A case in point is Hong Kong. In August last year, the US sanctioned Carrie Lam, the Chief Executive of Hong Kong. Beijing responded with targeted action on 11 Americans. The list included Republican senators namely Marco Rubio, Tom Cotton and Ted Cruz, but these actions were toothless.

Carrie Lam does not have assets in America and the US senators do not have interests in China. So, the sanctions were symbolic with no economic impact and herein lies the problem with sanctioning leaders. Make no mistake, autocrats double up as businessmen. They have major economic interests but they rarely extend overseas for these sanctions to make a dent.

Think back to the Gulf War. Bush's White House sanctioned Saddam Hussein for six months without any effect. In the end, it took a major military offensive. 

A present-day example is Iran. Donald Trump followed the policy of maximum pressure. Crippling sanctions that throttled the Iranian economy but Tehran continues to expand its nuclear arsenal. Last week, they revealed an entire city of missiles.

The lesson one can learn here is that sanctions have unintended effects. They help galvanise public opinion. For example, American sanctions are rallying calls in Iran and North Korea. They bring the people together against a common enemy.

In this case, the US sanctions only work in a collective. It cannot be a unilateral campaign which is why the latest campaign against China is important.

The US and its European partners have sanctioned China. The walls are closing in from all sides. Beijing will most likely deepen ties with existing allies such as North Korea, Russia, Pakistan and Turkey. 

Sanctions are a pinch, not a purge. There is a limit to what government action can achieve. However, what about private businesses?

It's a globalised world and Companies have interests all over the world. This could be a game changer in economic warfare.

Nearly 217 Chinese companies are listed in American exchanges. For dozens more, the American market is a money churner. To think of the inverse, American companies look to China for raw materials. They operate factories there and ignore the abuses endured by the workers.

The question here is that can Apple be docked for making iPhones in China? Or can Tesla be pulled up for making cars in China? Joe Biden could do it, but the companies will be livid. Years of capitalism has taught American firms to put profits over national interest.

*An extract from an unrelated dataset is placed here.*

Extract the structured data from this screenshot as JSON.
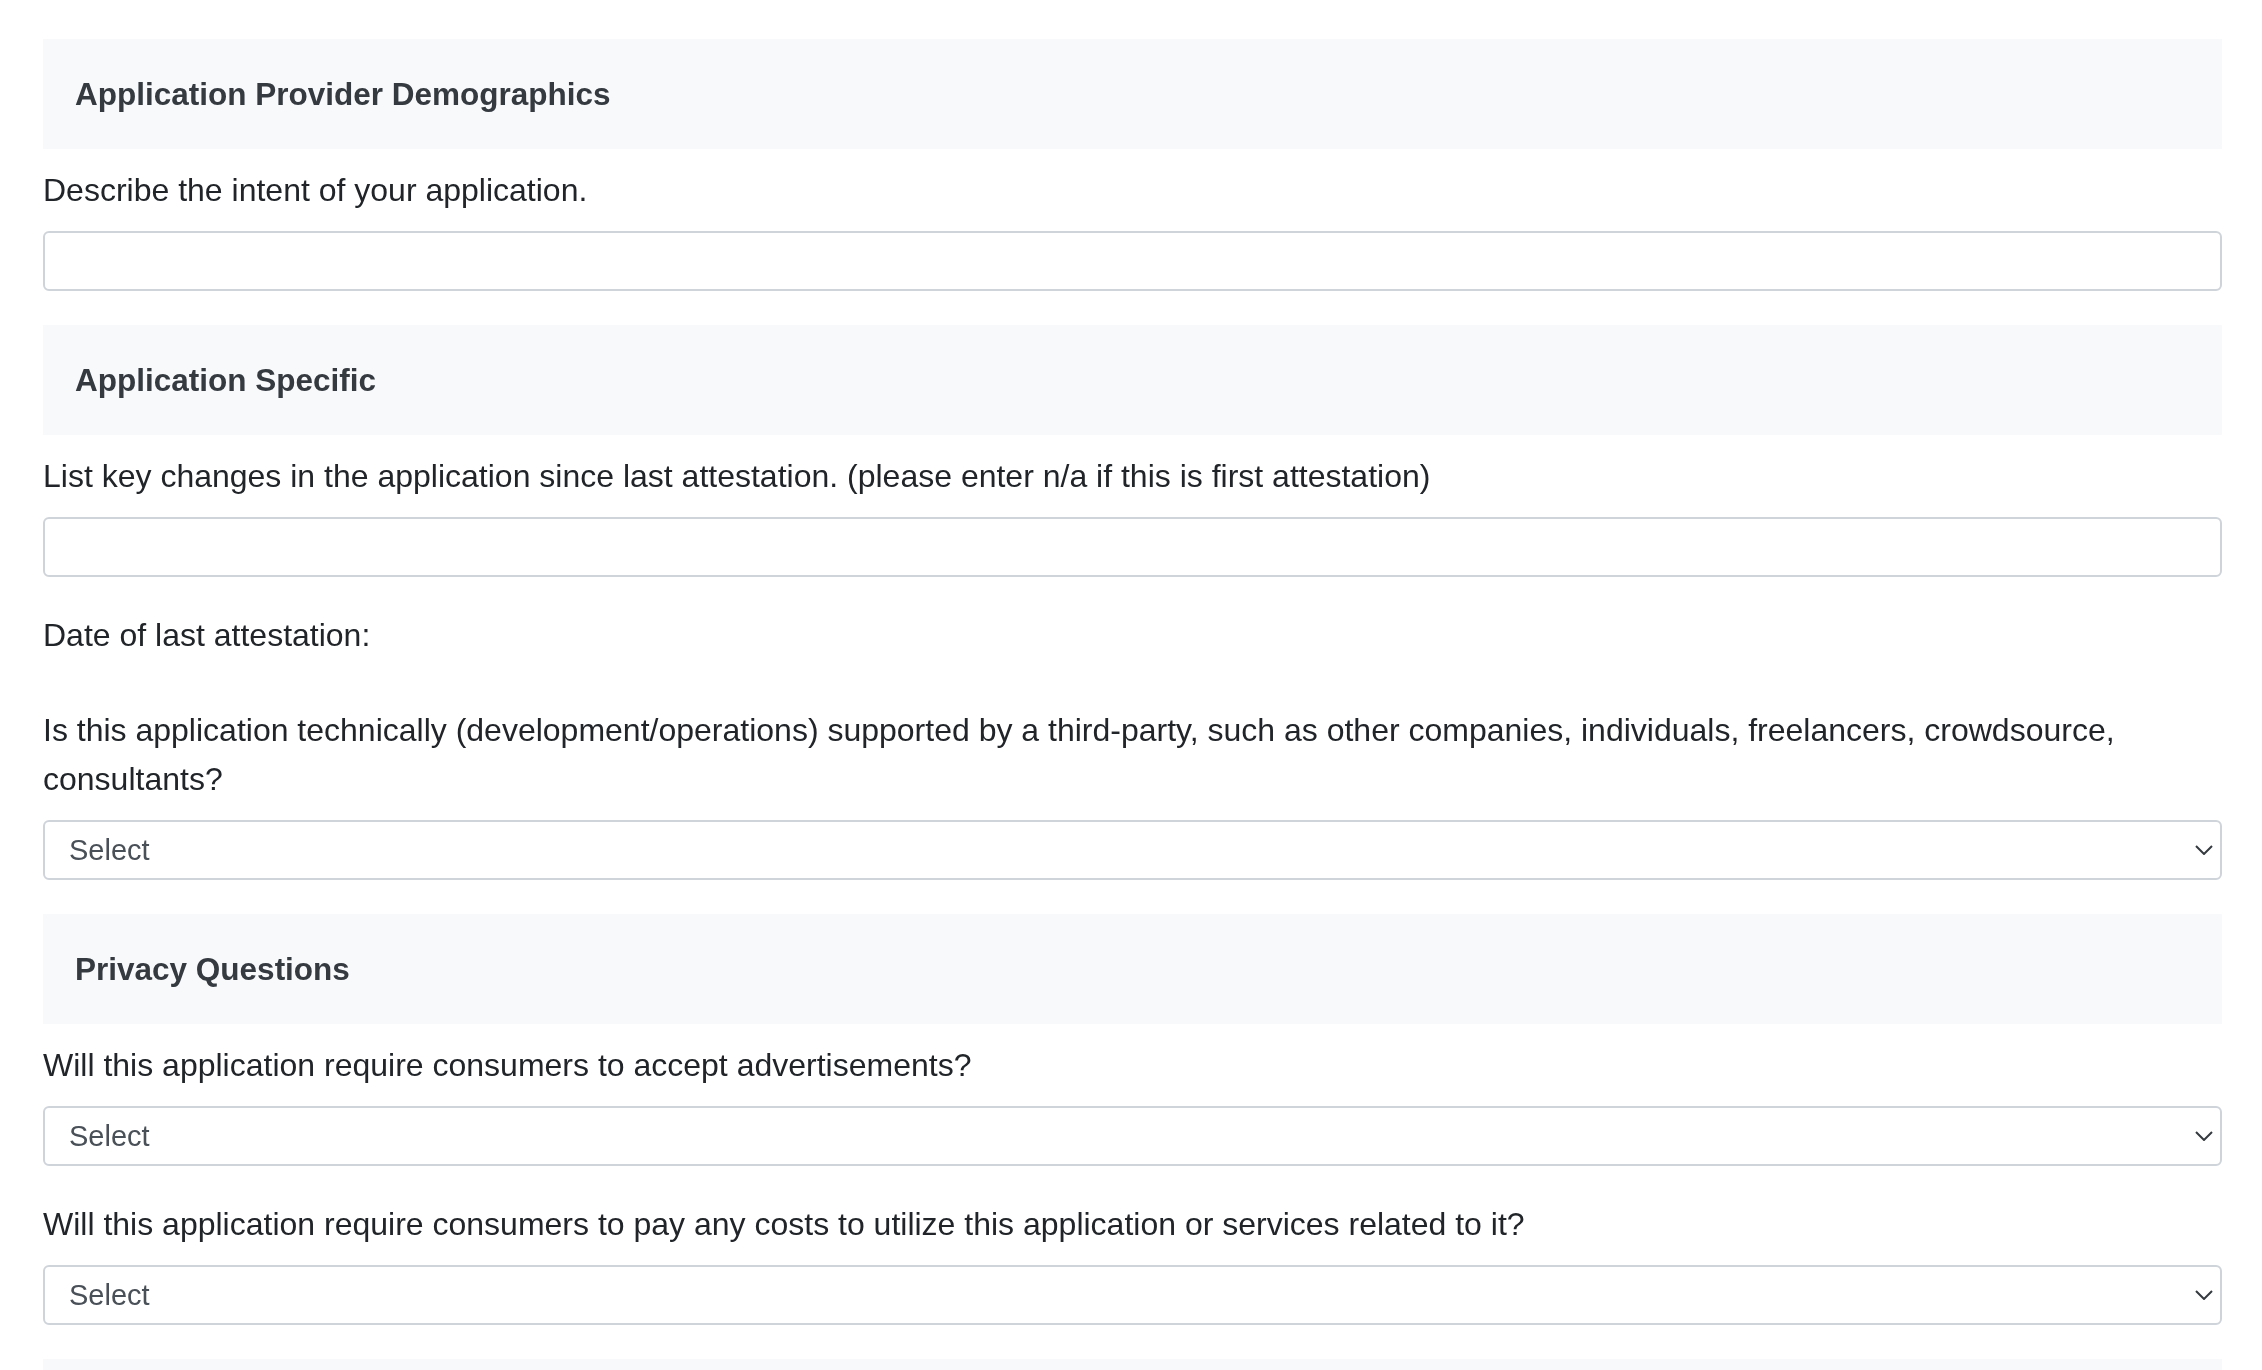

Trump proposed taxes on American firms shifting away from the country. He was criticised for trying to stage manage the economy. However, it's different for Chinese firms. Most of them are owned at least in part by the government.

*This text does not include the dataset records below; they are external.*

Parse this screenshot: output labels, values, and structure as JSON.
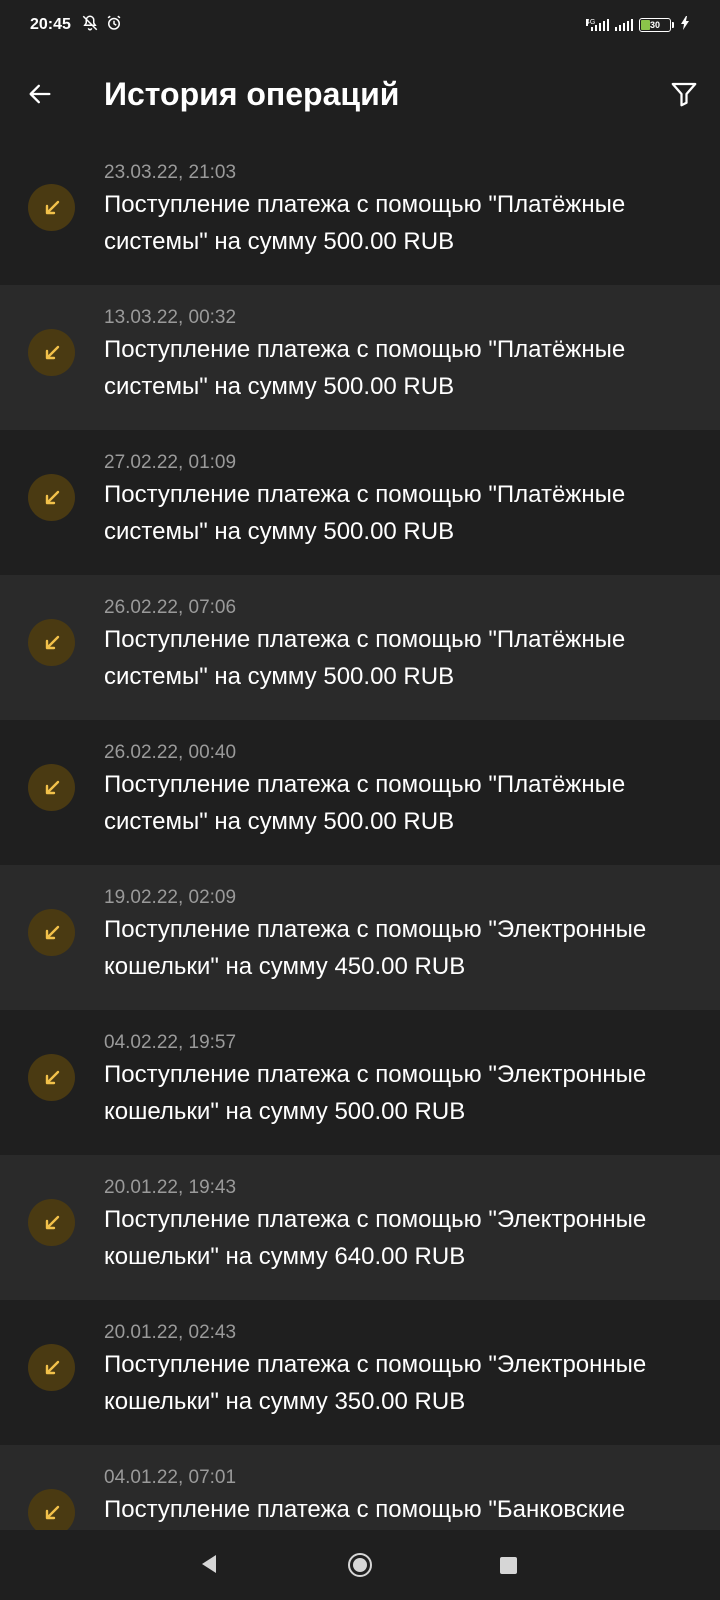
{
  "status_bar": {
    "time": "20:45",
    "left_icons": [
      "notifications-off-icon",
      "alarm-icon"
    ],
    "network_label": "4G",
    "battery_level": "30",
    "battery_percent": 30
  },
  "header": {
    "title": "История операций",
    "back_icon": "arrow-left-icon",
    "filter_icon": "filter-icon"
  },
  "operations": [
    {
      "date": "23.03.22, 21:03",
      "text": "Поступление платежа с помощью \"Платёжные системы\" на сумму 500.00 RUB"
    },
    {
      "date": "13.03.22, 00:32",
      "text": "Поступление платежа с помощью \"Платёжные системы\" на сумму 500.00 RUB"
    },
    {
      "date": "27.02.22, 01:09",
      "text": "Поступление платежа с помощью \"Платёжные системы\" на сумму 500.00 RUB"
    },
    {
      "date": "26.02.22, 07:06",
      "text": "Поступление платежа с помощью \"Платёжные системы\" на сумму 500.00 RUB"
    },
    {
      "date": "26.02.22, 00:40",
      "text": "Поступление платежа с помощью \"Платёжные системы\" на сумму 500.00 RUB"
    },
    {
      "date": "19.02.22, 02:09",
      "text": "Поступление платежа с помощью \"Электронные кошельки\" на сумму 450.00 RUB"
    },
    {
      "date": "04.02.22, 19:57",
      "text": "Поступление платежа с помощью \"Электронные кошельки\" на сумму 500.00 RUB"
    },
    {
      "date": "20.01.22, 19:43",
      "text": "Поступление платежа с помощью \"Электронные кошельки\" на сумму 640.00 RUB"
    },
    {
      "date": "20.01.22, 02:43",
      "text": "Поступление платежа с помощью \"Электронные кошельки\" на сумму 350.00 RUB"
    },
    {
      "date": "04.01.22, 07:01",
      "text": "Поступление платежа с помощью \"Банковские"
    }
  ],
  "colors": {
    "background": "#1f1f1f",
    "row_alt": "#2a2a2a",
    "icon_bg": "#4a3a12",
    "icon_arrow": "#f2c14a",
    "date_text": "#9a9a9a"
  },
  "nav_bar": {
    "back_icon": "nav-back-triangle-icon",
    "home_icon": "nav-home-circle-icon",
    "recent_icon": "nav-recent-square-icon"
  }
}
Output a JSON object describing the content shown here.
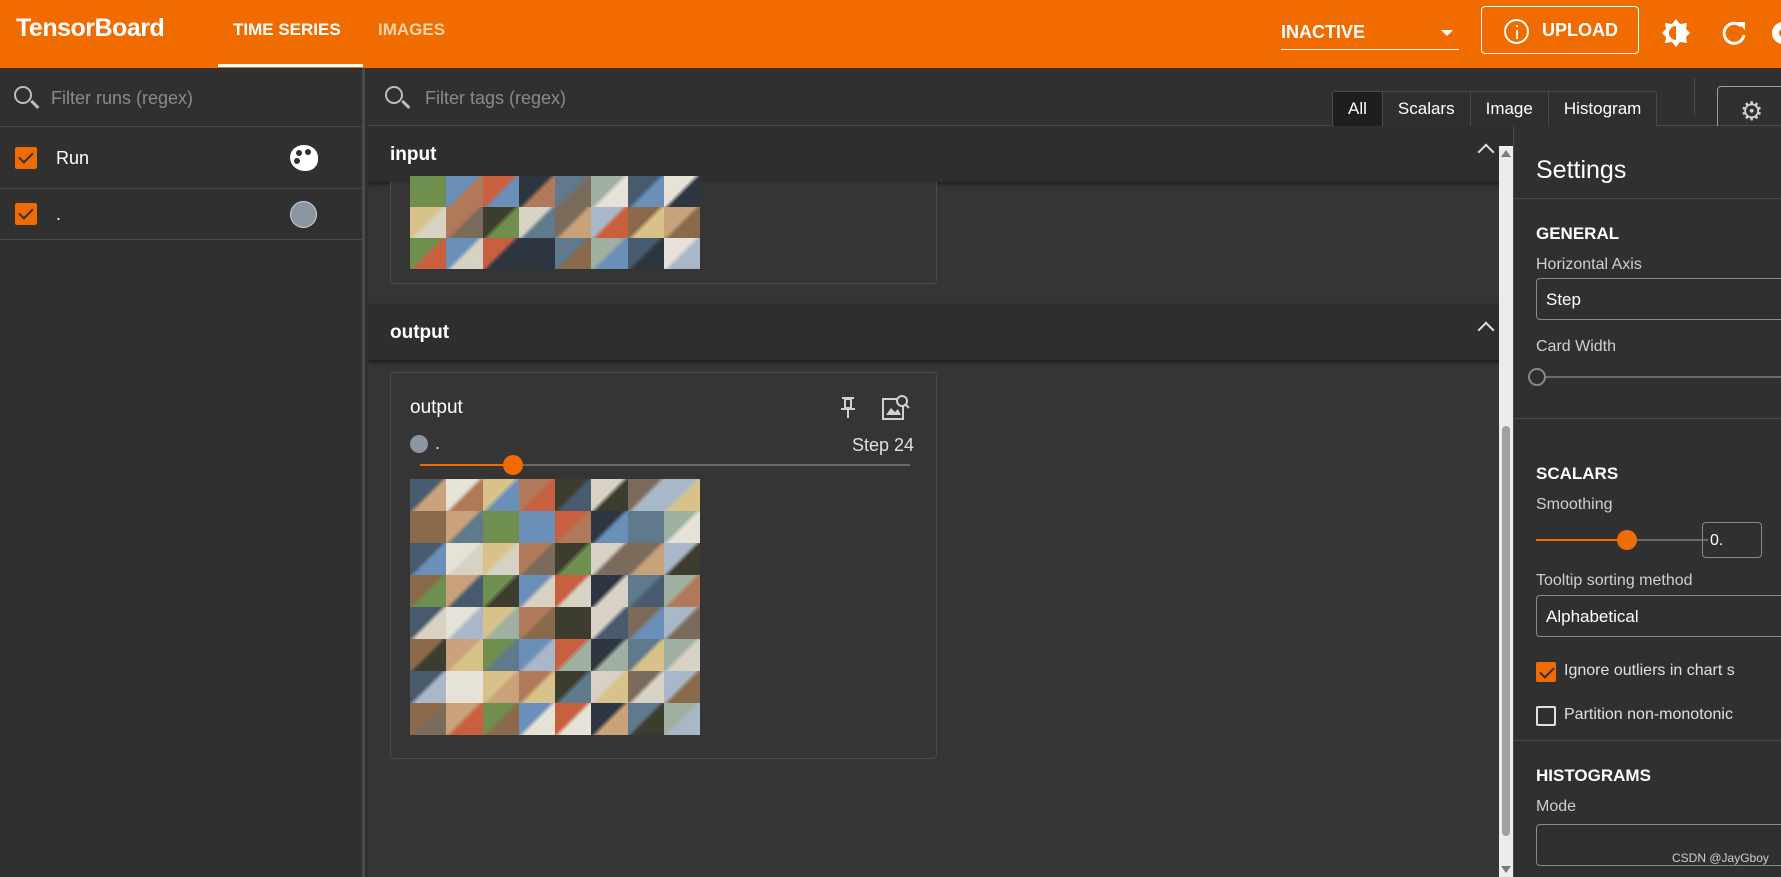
{
  "app": {
    "title": "TensorBoard",
    "colors": {
      "accent": "#f06c00",
      "background": "#303030"
    }
  },
  "nav": {
    "tabs": [
      {
        "label": "TIME SERIES",
        "active": true
      },
      {
        "label": "IMAGES",
        "active": false
      }
    ]
  },
  "header": {
    "status_select": "INACTIVE",
    "upload_label": "UPLOAD",
    "icons": [
      "info-icon",
      "theme-toggle-icon",
      "refresh-icon",
      "settings-icon"
    ]
  },
  "runs": {
    "filter_placeholder": "Filter runs (regex)",
    "header_label": "Run",
    "items": [
      {
        "label": ".",
        "checked": true,
        "color": "#8c96a3"
      }
    ]
  },
  "tags": {
    "filter_placeholder": "Filter tags (regex)",
    "chips": [
      "All",
      "Scalars",
      "Image",
      "Histogram"
    ],
    "active_chip": "All"
  },
  "groups": [
    {
      "title": "input"
    },
    {
      "title": "output",
      "card": {
        "title": "output",
        "run_label": ".",
        "step_label": "Step 24",
        "step_fraction": 0.22
      }
    }
  ],
  "settings": {
    "title": "Settings",
    "general": {
      "heading": "GENERAL",
      "horizontal_axis_label": "Horizontal Axis",
      "horizontal_axis_value": "Step",
      "card_width_label": "Card Width"
    },
    "scalars": {
      "heading": "SCALARS",
      "smoothing_label": "Smoothing",
      "smoothing_value": "0.",
      "smoothing_fraction": 0.6,
      "tooltip_sort_label": "Tooltip sorting method",
      "tooltip_sort_value": "Alphabetical",
      "ignore_outliers_label": "Ignore outliers in chart s",
      "ignore_outliers_checked": true,
      "partition_label": "Partition non-monotonic",
      "partition_checked": false
    },
    "histograms": {
      "heading": "HISTOGRAMS",
      "mode_label": "Mode"
    }
  },
  "watermark": "CSDN @JayGboy"
}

National interest is paramount, even at the cost of losses. The future of economic warfare will be decided by private companies. They can take away jobs, funding and factories from rival nations, but will they indulge home governments? If they don't, can governments force their hand?